Of course it has to be gold in colour! Haha
Cable housing stopper at the bottom
This slot allows you to adjust your FD position forward or backward to suit the curvature of your chainring.
This slot allows the FD to be moved higher or lower. Of course, you can mount the entire adaptor higher or lower on the seat tube too.
Installing the adaptor was not easy at all! On a scale of 1 to 10, with 10 being the most difficult, I would rate this as a 9. Mounting the adaptor is not difficult, but to mount it correctly and tune the FD correctly are the difficult parts! It took me many hours to get it working satisfactorily, as installing the FD is new to me too, thus I was learning as I went along!
I initially tried to mount the LitePro FD (rated for 9 speeds) onto the adaptor, but quickly found that it would not be compatible with my chain (Dura-Ace 10 speed). Because the 10 speed chain is narrower that a 9 speed chain, when the FD cage moves it will not push the chain sufficiently to switch between the two chainrings.
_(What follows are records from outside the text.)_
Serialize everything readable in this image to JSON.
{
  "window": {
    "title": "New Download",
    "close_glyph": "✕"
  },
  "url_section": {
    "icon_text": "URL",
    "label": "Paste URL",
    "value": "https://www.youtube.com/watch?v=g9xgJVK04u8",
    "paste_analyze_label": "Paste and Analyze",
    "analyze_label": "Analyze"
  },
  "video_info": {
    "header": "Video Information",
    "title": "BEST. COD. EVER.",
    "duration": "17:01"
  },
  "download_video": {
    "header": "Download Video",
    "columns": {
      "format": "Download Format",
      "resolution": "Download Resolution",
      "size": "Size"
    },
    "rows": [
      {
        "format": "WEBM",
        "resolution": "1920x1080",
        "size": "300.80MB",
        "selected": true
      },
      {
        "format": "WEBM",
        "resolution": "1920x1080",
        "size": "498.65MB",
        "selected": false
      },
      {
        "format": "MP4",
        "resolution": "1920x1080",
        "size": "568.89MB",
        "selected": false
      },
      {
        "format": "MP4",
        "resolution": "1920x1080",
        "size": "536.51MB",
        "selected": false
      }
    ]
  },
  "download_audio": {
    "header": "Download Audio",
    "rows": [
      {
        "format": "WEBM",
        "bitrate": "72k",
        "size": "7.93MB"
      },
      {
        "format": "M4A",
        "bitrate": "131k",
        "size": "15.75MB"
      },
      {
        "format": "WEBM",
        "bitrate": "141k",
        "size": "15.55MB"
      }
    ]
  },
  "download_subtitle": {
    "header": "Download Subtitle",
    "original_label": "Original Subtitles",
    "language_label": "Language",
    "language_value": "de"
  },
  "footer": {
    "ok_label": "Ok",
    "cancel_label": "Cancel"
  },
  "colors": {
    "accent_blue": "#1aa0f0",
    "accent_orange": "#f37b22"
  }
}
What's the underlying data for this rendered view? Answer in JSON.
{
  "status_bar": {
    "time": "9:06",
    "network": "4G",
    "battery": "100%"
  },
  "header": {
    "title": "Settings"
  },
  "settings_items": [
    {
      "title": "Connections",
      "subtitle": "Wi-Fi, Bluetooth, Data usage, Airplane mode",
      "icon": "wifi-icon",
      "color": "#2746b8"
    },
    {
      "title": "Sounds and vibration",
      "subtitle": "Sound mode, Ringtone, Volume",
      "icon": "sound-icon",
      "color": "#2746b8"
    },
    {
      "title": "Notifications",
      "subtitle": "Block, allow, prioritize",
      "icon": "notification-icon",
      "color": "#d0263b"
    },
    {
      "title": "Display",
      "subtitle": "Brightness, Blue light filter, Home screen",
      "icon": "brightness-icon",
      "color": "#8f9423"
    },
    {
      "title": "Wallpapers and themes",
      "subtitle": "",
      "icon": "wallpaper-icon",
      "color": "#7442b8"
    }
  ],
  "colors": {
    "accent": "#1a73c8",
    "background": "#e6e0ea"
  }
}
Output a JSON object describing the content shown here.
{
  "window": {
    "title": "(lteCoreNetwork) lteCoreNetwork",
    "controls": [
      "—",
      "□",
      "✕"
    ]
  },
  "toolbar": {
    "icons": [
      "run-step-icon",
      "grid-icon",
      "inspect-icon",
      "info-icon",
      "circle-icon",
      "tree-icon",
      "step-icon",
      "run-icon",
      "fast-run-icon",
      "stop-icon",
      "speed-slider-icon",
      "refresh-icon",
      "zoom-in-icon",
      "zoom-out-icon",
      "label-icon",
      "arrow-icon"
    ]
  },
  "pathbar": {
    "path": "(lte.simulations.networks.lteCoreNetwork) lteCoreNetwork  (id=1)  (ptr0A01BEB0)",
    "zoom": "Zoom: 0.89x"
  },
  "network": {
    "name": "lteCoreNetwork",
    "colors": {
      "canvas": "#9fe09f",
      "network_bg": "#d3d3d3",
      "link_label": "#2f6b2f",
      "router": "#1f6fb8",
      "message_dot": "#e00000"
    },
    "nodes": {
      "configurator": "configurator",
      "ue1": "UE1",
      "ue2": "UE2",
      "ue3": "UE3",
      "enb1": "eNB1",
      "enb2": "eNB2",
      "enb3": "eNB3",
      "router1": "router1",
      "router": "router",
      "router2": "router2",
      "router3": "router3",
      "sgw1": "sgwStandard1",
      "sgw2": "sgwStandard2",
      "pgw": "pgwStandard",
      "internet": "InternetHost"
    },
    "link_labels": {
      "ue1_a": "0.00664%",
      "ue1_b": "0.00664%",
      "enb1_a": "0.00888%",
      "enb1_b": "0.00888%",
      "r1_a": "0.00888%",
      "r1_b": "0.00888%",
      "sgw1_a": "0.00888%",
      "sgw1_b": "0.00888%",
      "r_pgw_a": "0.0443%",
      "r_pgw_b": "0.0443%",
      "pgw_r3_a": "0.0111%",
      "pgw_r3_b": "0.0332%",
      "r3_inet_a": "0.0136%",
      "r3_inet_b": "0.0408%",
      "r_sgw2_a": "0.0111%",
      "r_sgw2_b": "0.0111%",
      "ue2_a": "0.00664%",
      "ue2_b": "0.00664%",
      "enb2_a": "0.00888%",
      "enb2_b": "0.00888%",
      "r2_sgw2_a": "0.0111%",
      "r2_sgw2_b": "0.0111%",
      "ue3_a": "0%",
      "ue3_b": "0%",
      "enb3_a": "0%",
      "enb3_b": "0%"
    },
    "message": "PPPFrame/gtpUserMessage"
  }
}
Luckily I had bought a Shimano 105 5700 Front Derailleur, which was what I had planned to use in the first place.
Shimano 105 5700 Front Derailleur (Double, Brazed-on)
The brazed on version is needed to mount the FD onto the LitePro FD adaptor. Mounting the FD correctly with respect to the chainring is important, in order to ensure good shifting performance. Shall not go into the technical stuff here.
Tuning the FD is the difficult and tricky part. Even when the low limit screw of the FD is unscrewed, during the low-low combination (39T chainring with 28T sprocket), the chain will rub the inside of the FD cage. This is largely due the the FD adaptor itself restricting the lower limit of the FD. Luckily, this is not a serious problem as the chain noise is minimal and there seems to be very little drag resulting from the rubbing of the chain.
Pictures of the mounted LitePro FD adaptor and the Shimano 105 Front Derailleur shown below!
Gold adaptor goes well with my black crankset.
Black Shimano 105 FD fits my gold LitePro adaptor perfectly! Note how I clamped the end of the shifter cable to another bolt to prevent it from sticking out.
I used a LitePro Flexible V-Brake noodle at the shifter end, to enable me to adjust the cable tension.
LitePro V-Brake noodles, can be obtained from Cyclopedia.
Cable routing is tricky. Have to route the cable housing under the bottom bracket, and up towards the FD adaptor.
With the front derailleur, I don't need the bashguard to prevent chain drop anymore. This allows a better view of the 105 crankset!
Gold and black themed Boardwalk TT! Now with 18 speeds.
With the double chainrings, now my gear range is increased to 28 to 88 gear inches. Perhaps it does not sound like much, compared to the previous low gear of 38 gear inches. But this 10 gear inches can be very significant, and will determine whether you are able to pedal up the steep hills, or have to stop and push!